## [The problem]
Set the listing down unchanged, minus every embedded image.

## [Given data]
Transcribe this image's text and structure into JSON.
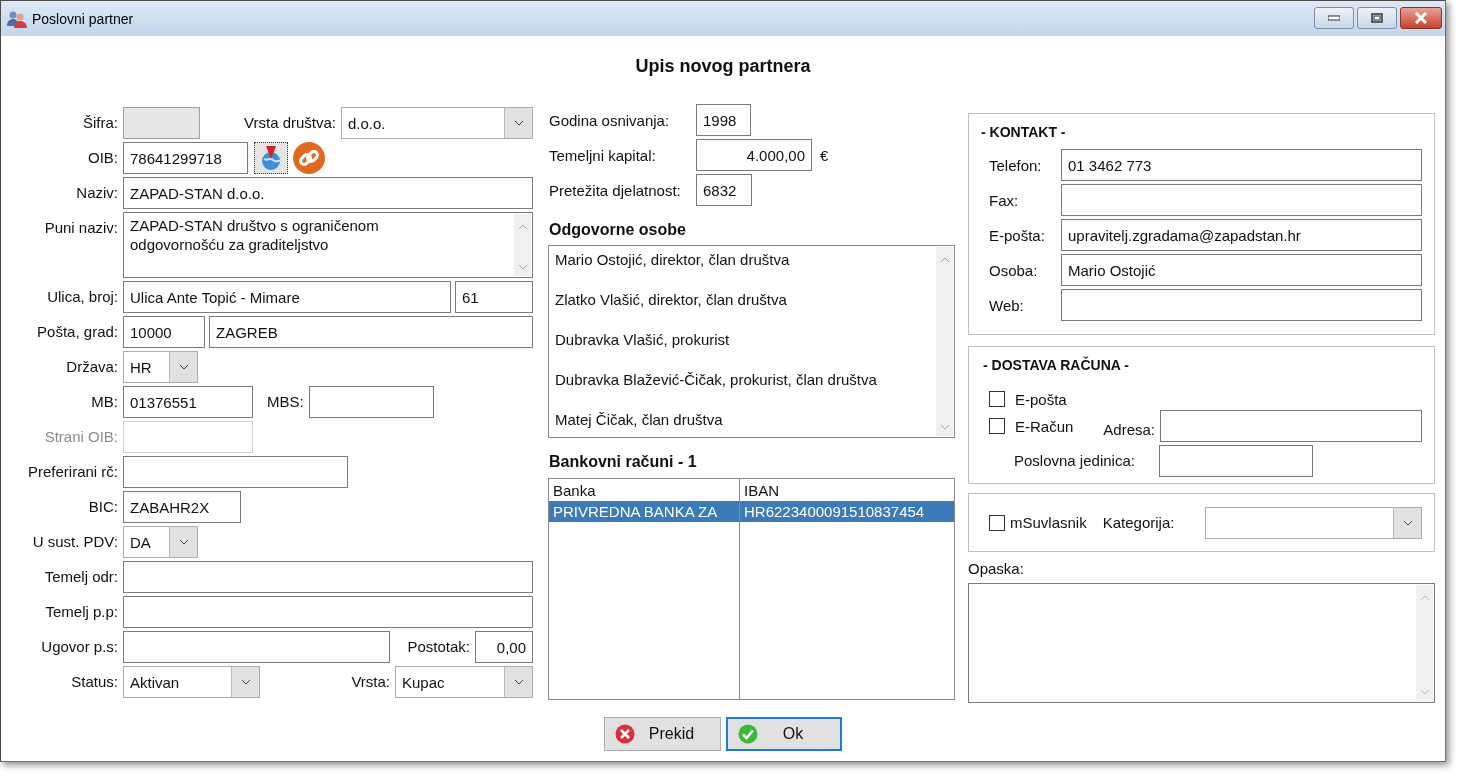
{
  "window": {
    "title": "Poslovni partner"
  },
  "heading": "Upis novog partnera",
  "general": {
    "sifra": {
      "label": "Šifra:",
      "readonly": true
    },
    "vrsta_drustva": {
      "label": "Vrsta društva:",
      "value": "d.o.o."
    },
    "oib": {
      "label": "OIB:",
      "value": "78641299718"
    },
    "naziv": {
      "label": "Naziv:",
      "value": "ZAPAD-STAN d.o.o."
    },
    "puni_naziv": {
      "label": "Puni naziv:",
      "lines": [
        "ZAPAD-STAN društvo s ograničenom",
        "odgovornošću za graditeljstvo"
      ]
    },
    "ulica_broj": {
      "label": "Ulica, broj:",
      "street": "Ulica Ante Topić - Mimare",
      "number": "61"
    },
    "posta_grad": {
      "label": "Pošta, grad:",
      "postcode": "10000",
      "city": "ZAGREB"
    },
    "drzava": {
      "label": "Država:",
      "value": "HR"
    },
    "mb": {
      "label": "MB:",
      "value": "01376551"
    },
    "mbs": {
      "label": "MBS:"
    },
    "strani_oib": {
      "label": "Strani OIB:",
      "disabled": true
    },
    "preferirani_rc": {
      "label": "Preferirani rč:"
    },
    "bic": {
      "label": "BIC:",
      "value": "ZABAHR2X"
    },
    "u_sust_pdv": {
      "label": "U sust. PDV:",
      "value": "DA"
    },
    "temelj_odr": {
      "label": "Temelj odr:"
    },
    "temelj_pp": {
      "label": "Temelj p.p:"
    },
    "ugovor_ps": {
      "label": "Ugovor p.s:"
    },
    "postotak": {
      "label": "Postotak:",
      "value": "0,00"
    },
    "status": {
      "label": "Status:",
      "value": "Aktivan"
    },
    "vrsta": {
      "label": "Vrsta:",
      "value": "Kupac"
    }
  },
  "company": {
    "godina": {
      "label": "Godina osnivanja:",
      "value": "1998"
    },
    "kapital": {
      "label": "Temeljni kapital:",
      "value": "4.000,00",
      "unit": "€"
    },
    "djelatnost": {
      "label": "Pretežita djelatnost:",
      "value": "6832"
    }
  },
  "responsible_persons": {
    "title": "Odgovorne osobe",
    "items": [
      "Mario Ostojić, direktor, član društva",
      "Zlatko Vlašić, direktor, član društva",
      "Dubravka Vlašić, prokurist",
      "Dubravka Blažević-Čičak, prokurist, član društva",
      "Matej Čičak, član društva"
    ]
  },
  "bank_accounts": {
    "title": "Bankovni računi - 1",
    "columns": [
      "Banka",
      "IBAN"
    ],
    "rows": [
      {
        "cells": [
          "PRIVREDNA BANKA ZA",
          "HR6223400091510837454"
        ],
        "selected": true
      }
    ]
  },
  "buttons": [
    {
      "kind": "cancel",
      "label": "Prekid",
      "focused": false
    },
    {
      "kind": "ok",
      "label": "Ok",
      "focused": true
    }
  ],
  "contact": {
    "title": "- KONTAKT -",
    "fields": [
      {
        "label": "Telefon:",
        "value": "01 3462 773"
      },
      {
        "label": "Fax:"
      },
      {
        "label": "E-pošta:",
        "value": "upravitelj.zgradama@zapadstan.hr"
      },
      {
        "label": "Osoba:",
        "value": "Mario Ostojić"
      },
      {
        "label": "Web:"
      }
    ]
  },
  "invoice_delivery": {
    "title": "- DOSTAVA RAČUNA -",
    "options": [
      {
        "label": "E-pošta",
        "checked": false
      },
      {
        "label": "E-Račun",
        "checked": false
      }
    ],
    "address": {
      "label": "Adresa:"
    },
    "business_unit": {
      "label": "Poslovna jedinica:"
    }
  },
  "co_owner": {
    "label": "mSuvlasnik",
    "checked": false
  },
  "category": {
    "label": "Kategorija:"
  },
  "note": {
    "label": "Opaska:"
  }
}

## [The answer]
Transcribe this image's text and structure into JSON.
{
  "window": {
    "title": "Poslovni partner"
  },
  "heading": "Upis novog partnera",
  "general": {
    "sifra": {
      "label": "Šifra:",
      "readonly": true
    },
    "vrsta_drustva": {
      "label": "Vrsta društva:",
      "value": "d.o.o."
    },
    "oib": {
      "label": "OIB:",
      "value": "78641299718"
    },
    "naziv": {
      "label": "Naziv:",
      "value": "ZAPAD-STAN d.o.o."
    },
    "puni_naziv": {
      "label": "Puni naziv:",
      "lines": [
        "ZAPAD-STAN društvo s ograničenom",
        "odgovornošću za graditeljstvo"
      ]
    },
    "ulica_broj": {
      "label": "Ulica, broj:",
      "street": "Ulica Ante Topić - Mimare",
      "number": "61"
    },
    "posta_grad": {
      "label": "Pošta, grad:",
      "postcode": "10000",
      "city": "ZAGREB"
    },
    "drzava": {
      "label": "Država:",
      "value": "HR"
    },
    "mb": {
      "label": "MB:",
      "value": "01376551"
    },
    "mbs": {
      "label": "MBS:"
    },
    "strani_oib": {
      "label": "Strani OIB:",
      "disabled": true
    },
    "preferirani_rc": {
      "label": "Preferirani rč:"
    },
    "bic": {
      "label": "BIC:",
      "value": "ZABAHR2X"
    },
    "u_sust_pdv": {
      "label": "U sust. PDV:",
      "value": "DA"
    },
    "temelj_odr": {
      "label": "Temelj odr:"
    },
    "temelj_pp": {
      "label": "Temelj p.p:"
    },
    "ugovor_ps": {
      "label": "Ugovor p.s:"
    },
    "postotak": {
      "label": "Postotak:",
      "value": "0,00"
    },
    "status": {
      "label": "Status:",
      "value": "Aktivan"
    },
    "vrsta": {
      "label": "Vrsta:",
      "value": "Kupac"
    }
  },
  "company": {
    "godina": {
      "label": "Godina osnivanja:",
      "value": "1998"
    },
    "kapital": {
      "label": "Temeljni kapital:",
      "value": "4.000,00",
      "unit": "€"
    },
    "djelatnost": {
      "label": "Pretežita djelatnost:",
      "value": "6832"
    }
  },
  "responsible_persons": {
    "title": "Odgovorne osobe",
    "items": [
      "Mario Ostojić, direktor, član društva",
      "Zlatko Vlašić, direktor, član društva",
      "Dubravka Vlašić, prokurist",
      "Dubravka Blažević-Čičak, prokurist, član društva",
      "Matej Čičak, član društva"
    ]
  },
  "bank_accounts": {
    "title": "Bankovni računi - 1",
    "columns": [
      "Banka",
      "IBAN"
    ],
    "rows": [
      {
        "cells": [
          "PRIVREDNA BANKA ZA",
          "HR6223400091510837454"
        ],
        "selected": true
      }
    ]
  },
  "buttons": [
    {
      "kind": "cancel",
      "label": "Prekid",
      "focused": false
    },
    {
      "kind": "ok",
      "label": "Ok",
      "focused": true
    }
  ],
  "contact": {
    "title": "- KONTAKT -",
    "fields": [
      {
        "label": "Telefon:",
        "value": "01 3462 773"
      },
      {
        "label": "Fax:"
      },
      {
        "label": "E-pošta:",
        "value": "upravitelj.zgradama@zapadstan.hr"
      },
      {
        "label": "Osoba:",
        "value": "Mario Ostojić"
      },
      {
        "label": "Web:"
      }
    ]
  },
  "invoice_delivery": {
    "title": "- DOSTAVA RAČUNA -",
    "options": [
      {
        "label": "E-pošta",
        "checked": false
      },
      {
        "label": "E-Račun",
        "checked": false
      }
    ],
    "address": {
      "label": "Adresa:"
    },
    "business_unit": {
      "label": "Poslovna jedinica:"
    }
  },
  "co_owner": {
    "label": "mSuvlasnik",
    "checked": false
  },
  "category": {
    "label": "Kategorija:"
  },
  "note": {
    "label": "Opaska:"
  }
}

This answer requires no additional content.